Dataset content Block Start

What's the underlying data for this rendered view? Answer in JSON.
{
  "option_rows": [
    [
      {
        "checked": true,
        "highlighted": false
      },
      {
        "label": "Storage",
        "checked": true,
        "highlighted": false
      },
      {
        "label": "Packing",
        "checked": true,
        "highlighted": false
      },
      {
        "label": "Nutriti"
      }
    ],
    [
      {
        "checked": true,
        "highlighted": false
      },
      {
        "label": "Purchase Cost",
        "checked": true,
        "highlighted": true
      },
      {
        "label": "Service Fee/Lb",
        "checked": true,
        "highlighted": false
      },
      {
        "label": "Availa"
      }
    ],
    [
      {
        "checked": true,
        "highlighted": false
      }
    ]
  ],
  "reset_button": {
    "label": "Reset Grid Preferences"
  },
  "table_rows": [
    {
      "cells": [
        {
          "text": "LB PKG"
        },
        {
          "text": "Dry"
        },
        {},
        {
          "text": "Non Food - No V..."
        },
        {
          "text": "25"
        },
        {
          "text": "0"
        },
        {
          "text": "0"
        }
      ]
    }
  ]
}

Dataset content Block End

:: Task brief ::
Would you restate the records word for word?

:: Result for this exercise ::
What's the underlying data for this rendered view? Answer in JSON.
{
  "option_rows": [
    [
      {
        "checked": true,
        "highlighted": false
      },
      {
        "label": "Storage",
        "checked": true,
        "highlighted": false
      },
      {
        "label": "Packing",
        "checked": true,
        "highlighted": false
      },
      {
        "label": "Nutriti"
      }
    ],
    [
      {
        "checked": true,
        "highlighted": false
      },
      {
        "label": "Purchase Cost",
        "checked": true,
        "highlighted": true
      },
      {
        "label": "Service Fee/Lb",
        "checked": true,
        "highlighted": false
      },
      {
        "label": "Availa"
      }
    ],
    [
      {
        "checked": true,
        "highlighted": false
      }
    ]
  ],
  "reset_button": {
    "label": "Reset Grid Preferences"
  },
  "table_rows": [
    {
      "cells": [
        {
          "text": "LB PKG"
        },
        {
          "text": "Dry"
        },
        {},
        {
          "text": "Non Food - No V..."
        },
        {
          "text": "25"
        },
        {
          "text": "0"
        },
        {
          "text": "0"
        }
      ]
    }
  ]
}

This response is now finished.